#### DATA SHOWN

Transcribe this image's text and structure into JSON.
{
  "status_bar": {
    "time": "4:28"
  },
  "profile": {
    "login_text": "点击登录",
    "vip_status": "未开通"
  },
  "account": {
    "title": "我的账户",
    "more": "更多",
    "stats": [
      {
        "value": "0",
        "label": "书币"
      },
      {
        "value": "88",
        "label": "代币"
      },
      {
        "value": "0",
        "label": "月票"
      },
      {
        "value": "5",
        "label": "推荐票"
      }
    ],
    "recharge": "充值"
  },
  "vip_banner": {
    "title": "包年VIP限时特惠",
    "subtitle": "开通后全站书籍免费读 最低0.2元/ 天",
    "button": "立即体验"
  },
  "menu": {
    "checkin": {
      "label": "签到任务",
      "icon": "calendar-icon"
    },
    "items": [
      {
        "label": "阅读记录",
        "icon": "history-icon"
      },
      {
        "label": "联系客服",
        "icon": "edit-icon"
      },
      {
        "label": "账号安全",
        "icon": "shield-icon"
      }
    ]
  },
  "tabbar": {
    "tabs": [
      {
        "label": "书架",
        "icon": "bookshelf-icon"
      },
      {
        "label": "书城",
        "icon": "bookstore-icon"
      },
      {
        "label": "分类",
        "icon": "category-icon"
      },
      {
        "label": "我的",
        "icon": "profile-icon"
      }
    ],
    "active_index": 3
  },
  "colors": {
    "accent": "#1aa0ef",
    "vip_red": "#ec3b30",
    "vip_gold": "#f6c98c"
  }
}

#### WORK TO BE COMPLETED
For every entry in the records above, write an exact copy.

#### ANSWER FOR THIS EXERCISE
Transcribe this image's text and structure into JSON.
{
  "status_bar": {
    "time": "4:28"
  },
  "profile": {
    "login_text": "点击登录",
    "vip_status": "未开通"
  },
  "account": {
    "title": "我的账户",
    "more": "更多",
    "stats": [
      {
        "value": "0",
        "label": "书币"
      },
      {
        "value": "88",
        "label": "代币"
      },
      {
        "value": "0",
        "label": "月票"
      },
      {
        "value": "5",
        "label": "推荐票"
      }
    ],
    "recharge": "充值"
  },
  "vip_banner": {
    "title": "包年VIP限时特惠",
    "subtitle": "开通后全站书籍免费读 最低0.2元/ 天",
    "button": "立即体验"
  },
  "menu": {
    "checkin": {
      "label": "签到任务",
      "icon": "calendar-icon"
    },
    "items": [
      {
        "label": "阅读记录",
        "icon": "history-icon"
      },
      {
        "label": "联系客服",
        "icon": "edit-icon"
      },
      {
        "label": "账号安全",
        "icon": "shield-icon"
      }
    ]
  },
  "tabbar": {
    "tabs": [
      {
        "label": "书架",
        "icon": "bookshelf-icon"
      },
      {
        "label": "书城",
        "icon": "bookstore-icon"
      },
      {
        "label": "分类",
        "icon": "category-icon"
      },
      {
        "label": "我的",
        "icon": "profile-icon"
      }
    ],
    "active_index": 3
  },
  "colors": {
    "accent": "#1aa0ef",
    "vip_red": "#ec3b30",
    "vip_gold": "#f6c98c"
  }
}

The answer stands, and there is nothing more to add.